item ROSSI, C
item VALES, I
item ORJEDA, G
item Wise, Roger
item SATO, K
item HORI, K
item VIVAR, H
item Chen, Xianming
item HAYES, P

Submitted to: Molecular Breeding
Publication Type: Peer Reviewed Journal
Publication Acceptance Date: 8/24/2006
Publication Date: 10/11/2006
Citation: Rossi, C., Cuesta-Marcos, A., Vales, I., Gomez-Pando, L., Orjeda, G., Wise, R.P., Sato, K., Hori, K., Capettini, F., Vivar, H., Chen, X., Hayes, P. 2006. Mapping multiple disease resistance genes using a barley mapping population evaluated in Peru, Mexico, and the USA. Molecular Breeding. 18(4):355-366.
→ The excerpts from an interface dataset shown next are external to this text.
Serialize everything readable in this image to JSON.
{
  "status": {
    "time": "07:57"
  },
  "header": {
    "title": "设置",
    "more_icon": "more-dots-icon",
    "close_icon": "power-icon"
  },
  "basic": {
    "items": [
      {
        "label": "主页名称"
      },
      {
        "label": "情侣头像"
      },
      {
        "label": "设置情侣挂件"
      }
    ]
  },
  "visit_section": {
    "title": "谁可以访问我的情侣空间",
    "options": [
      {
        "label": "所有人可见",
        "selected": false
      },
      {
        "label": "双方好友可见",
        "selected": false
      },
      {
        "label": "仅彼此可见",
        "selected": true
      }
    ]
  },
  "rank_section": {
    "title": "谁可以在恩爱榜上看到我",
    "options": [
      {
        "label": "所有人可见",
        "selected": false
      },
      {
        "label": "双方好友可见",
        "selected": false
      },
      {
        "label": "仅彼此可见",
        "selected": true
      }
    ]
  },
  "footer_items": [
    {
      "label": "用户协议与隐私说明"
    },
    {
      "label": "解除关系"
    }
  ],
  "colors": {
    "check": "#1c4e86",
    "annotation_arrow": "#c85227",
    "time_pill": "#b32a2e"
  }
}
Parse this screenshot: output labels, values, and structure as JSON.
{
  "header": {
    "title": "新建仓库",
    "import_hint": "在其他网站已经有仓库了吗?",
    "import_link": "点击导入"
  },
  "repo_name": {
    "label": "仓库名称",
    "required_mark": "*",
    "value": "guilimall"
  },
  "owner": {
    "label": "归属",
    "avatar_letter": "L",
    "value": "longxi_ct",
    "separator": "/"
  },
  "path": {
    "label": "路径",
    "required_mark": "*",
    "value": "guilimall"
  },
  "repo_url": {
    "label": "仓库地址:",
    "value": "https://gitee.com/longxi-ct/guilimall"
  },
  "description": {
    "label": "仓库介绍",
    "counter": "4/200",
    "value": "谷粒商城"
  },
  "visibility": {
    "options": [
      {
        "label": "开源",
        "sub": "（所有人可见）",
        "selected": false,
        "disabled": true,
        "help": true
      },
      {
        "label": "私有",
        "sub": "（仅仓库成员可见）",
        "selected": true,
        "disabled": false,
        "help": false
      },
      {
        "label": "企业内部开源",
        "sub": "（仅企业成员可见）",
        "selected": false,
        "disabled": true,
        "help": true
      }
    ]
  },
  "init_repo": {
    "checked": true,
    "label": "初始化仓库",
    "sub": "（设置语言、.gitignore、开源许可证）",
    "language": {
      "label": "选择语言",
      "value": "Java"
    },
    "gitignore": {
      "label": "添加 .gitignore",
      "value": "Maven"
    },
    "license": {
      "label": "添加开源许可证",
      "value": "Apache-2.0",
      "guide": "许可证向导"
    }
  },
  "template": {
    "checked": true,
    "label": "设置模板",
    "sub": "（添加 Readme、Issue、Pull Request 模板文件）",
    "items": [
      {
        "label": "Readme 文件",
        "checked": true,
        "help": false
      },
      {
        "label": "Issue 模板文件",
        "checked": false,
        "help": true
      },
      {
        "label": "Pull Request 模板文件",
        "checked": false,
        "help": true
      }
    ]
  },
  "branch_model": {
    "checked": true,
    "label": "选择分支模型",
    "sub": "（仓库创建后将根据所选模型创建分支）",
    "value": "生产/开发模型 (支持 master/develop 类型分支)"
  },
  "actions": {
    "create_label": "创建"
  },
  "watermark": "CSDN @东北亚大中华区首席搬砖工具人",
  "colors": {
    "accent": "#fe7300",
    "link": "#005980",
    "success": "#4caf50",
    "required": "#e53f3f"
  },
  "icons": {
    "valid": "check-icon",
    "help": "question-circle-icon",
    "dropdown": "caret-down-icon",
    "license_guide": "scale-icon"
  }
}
Interpretive Summary: One of the principal challenges faced by plant breeders is achieving durable disease resistance. We have mapped genes conferring quantitative and qualitative resistance to barley stripe rust (BSR) in multiple germplasm combinations. These genes were introgressed singly, and in combination, into susceptible backgrounds and confirmed that they confer acceptable levels of resistance. In this study, a well-characterized mapping population was used to test the effectiveness of BSR resistance quantitative trait locus (QTL) alleles at Huancayo, Peru. These QTL were then mapped based on disease severity data from Toluca Valley of Mexico and Washington State, USA. We hypothesized that if we detected the same QTL in Peru that we had mapped using Toluca Valley and Washington State, this would mean that (1) there was no new race, or (2) there is a new race but the same QTL resistance alleles are effective. This research was useful in confirming the value of quantitative stripe rust resistance genes, via marker assisted selection MAS, into North American germplasm. These resistance genes were discovered through collaborative efforts with the ICARDA/CIMMYT program and National Program scientists in the Andean region. It is thus fitting that these genes are returned to the Andean National Programs, with value added via marker information that will allow for their efficient introgression. The results of this research will lead to high levels of durable disease resistance, which will benefit growers and producers.

Technical Abstract: We used a well-characterized barley mapping population (BCD 47 × Baronesse) to determine if barley stripe rust (BSR) resistance quantitative trait loci (QTL) mapped in Mexico and the USA were effective against a reported new race in Peru. Essentially the same resistance QTL were detected using data from each of the three environments, indicating that these resistance alleles are effective against the spectrum of naturally occurring races at these sites. In addition to the mapping population, we evaluated a germplasm array consisting of lines with different numbers of mapped BSR resistance alleles. A higher BSR disease severity on CI10587, which has a single qualitative resistance gene, in Peru versus Mexico suggests there are differences in pathogen virulence between the two locations. Confirmation of a new race in Peru will require characterization using a standard set of differentials, an experiment that is underway. The highest levels of resistance in Peru were observed when the qualitative resistance gene was pyramided with quantitative resistance alleles. We also used the mapping population to locate QTL conferring resistance to barley leaf rust and barley powdery mildew. For mildew, we identified resistance QTL under field conditions in Peru that are distinct from the Mla (powdery mildew) resistance that we mapped using specific isolates under controlled conditions. These results demonstrate the long-term utility of a reference mapping population and a well-characterized germplasm array for locating and validating genes conferring quantitative and qualitative resistance to multiple pathogens.